no Mafia. Good riddance, but still. People today take more jobs before they are 25 than those in my grandfather’s generation had in their entire lives.
 
WAGE STAGNATION: Now we’ve suffered 40 years of wage stagnation. Who would have imagined in the 1970s that if women doubled their workforce participation, the take-home pay of the bottom 90 percent of households would not increase at all? Who would have imagined that we would create more wealth in 30 years than humans had created in their entire history and none of that wealth would go to the bottom 90 percent? 
 
COMPETITION: If the unionization system is opt-in site by site, you create an incentive for employers to bust unions. Even a highly moral employer will say, “If I’m the only one with a union, I’m at a disadvantage.” If you employ janitors in Seattle, you’re fine because it’s 95 percent union here. [Landlords] aren’t competing based on the price of labor. But in the hotel sector in Seattle, only a tiny percentage is unionized. That tends to force wages down. 
 
ALTERNATIVES: Germany has the world’s largest middle class by percentage of population.
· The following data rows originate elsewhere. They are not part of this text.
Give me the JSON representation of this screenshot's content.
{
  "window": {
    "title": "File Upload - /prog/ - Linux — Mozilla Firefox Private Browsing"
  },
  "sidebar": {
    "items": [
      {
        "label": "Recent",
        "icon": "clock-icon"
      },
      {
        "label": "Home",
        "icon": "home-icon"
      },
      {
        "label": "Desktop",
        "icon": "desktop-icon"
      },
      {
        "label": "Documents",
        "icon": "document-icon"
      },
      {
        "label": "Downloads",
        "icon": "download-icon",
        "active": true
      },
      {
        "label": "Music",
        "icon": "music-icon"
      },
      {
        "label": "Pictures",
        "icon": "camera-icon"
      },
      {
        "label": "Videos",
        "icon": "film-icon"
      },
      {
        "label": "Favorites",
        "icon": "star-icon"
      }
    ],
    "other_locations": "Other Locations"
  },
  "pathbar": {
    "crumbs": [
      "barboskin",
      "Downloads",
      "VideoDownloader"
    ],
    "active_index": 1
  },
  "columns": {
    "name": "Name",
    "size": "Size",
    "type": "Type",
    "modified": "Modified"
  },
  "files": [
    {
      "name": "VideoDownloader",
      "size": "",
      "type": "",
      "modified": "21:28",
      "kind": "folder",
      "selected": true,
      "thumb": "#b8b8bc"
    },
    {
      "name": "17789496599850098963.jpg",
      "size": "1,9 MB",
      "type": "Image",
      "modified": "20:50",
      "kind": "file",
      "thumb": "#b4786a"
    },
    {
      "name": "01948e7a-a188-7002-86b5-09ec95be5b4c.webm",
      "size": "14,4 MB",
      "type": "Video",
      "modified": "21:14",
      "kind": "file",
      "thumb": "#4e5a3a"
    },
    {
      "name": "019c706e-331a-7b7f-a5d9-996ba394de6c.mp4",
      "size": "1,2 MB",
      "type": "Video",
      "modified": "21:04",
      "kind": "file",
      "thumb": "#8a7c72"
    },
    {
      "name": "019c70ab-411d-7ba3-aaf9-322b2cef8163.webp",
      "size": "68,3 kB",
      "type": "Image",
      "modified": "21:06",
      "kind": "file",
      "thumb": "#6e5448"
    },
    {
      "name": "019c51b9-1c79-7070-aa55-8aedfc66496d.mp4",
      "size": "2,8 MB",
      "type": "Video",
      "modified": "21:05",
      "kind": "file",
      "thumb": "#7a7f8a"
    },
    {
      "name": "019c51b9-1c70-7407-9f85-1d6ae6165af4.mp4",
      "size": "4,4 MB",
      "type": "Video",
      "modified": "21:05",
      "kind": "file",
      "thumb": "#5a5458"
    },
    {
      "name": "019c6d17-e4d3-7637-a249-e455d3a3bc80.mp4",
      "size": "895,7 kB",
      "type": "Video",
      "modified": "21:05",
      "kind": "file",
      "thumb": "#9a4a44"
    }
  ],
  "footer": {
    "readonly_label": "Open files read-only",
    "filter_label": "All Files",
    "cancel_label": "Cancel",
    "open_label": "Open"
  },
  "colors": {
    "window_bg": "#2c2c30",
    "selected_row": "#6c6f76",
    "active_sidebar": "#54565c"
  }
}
Its automobile workers make twice what ours do and they still produce twice as many autos as we do. Their unions set minimum standards by sector and by region. We could do the same for the fast-food sector or the maritime sector. 
 
ORGANIZING BY TECHNOLOGY: In the old days, there were hiring halls where you would go to find construction workers. Now, you just get a message on your smartphone that tells you where to show up. One can imagine an app that helps workers engage in collaborative price setting and cut out the middleman, such as all these VC-backed platforms like Uber. Alternatively, Uber workers could meet and form an organization and collectively decide to turn off their apps until prices reached a certain point.
 
WIN-WIN: People characterize unions as “members first, pale, male, stale and possibly in jail.” But whether it’s protecting the bad teacher or the drunken guy on the assembly line, those were designed features of our collective-bargaining system. If you were going to design something for the 21st century, you would want a system that scales to touch millions of people so it doesn’t put individual firms at a disadvantage. Things like work councils and co-ownership also tend to promote efficiency and a win-win strategy.
 
DONALD TRUMP: American workers have been taking it on the chin for 40 years, so it’s not surprising that people are angry. Every time that happens, someone will offer a scapegoat to blame. The simplistic, populist appeal of someone like Trump doesn’t gain traction when people feel as if they’ve bought into the system in which they are working and voting. 
 
$15 MINIMUM WAGE: The cities with the most restaurants per capita — Seattle and San Francisco — are the cities with the highest minimum wages. Phased-in increases, even relatively steep ones, give businesses time to change and adapt. I met with labor leaders in Europe and among them were McDonald’s workers making $20 an hour under their union contracts.
 
GLOBALIZATION: It explains why we only sew 5 percent of our clothes in this country — down from 95 percent in the 1960s. It doesn’t explain why the guy who puts fuel in jet aircraft makes a minimum wage today versus $60,000 and benefits in the 1970s. 
 
EXECUTIVE Q+A RESPONSES HAVE BEEN EDITED AND CONDENSED.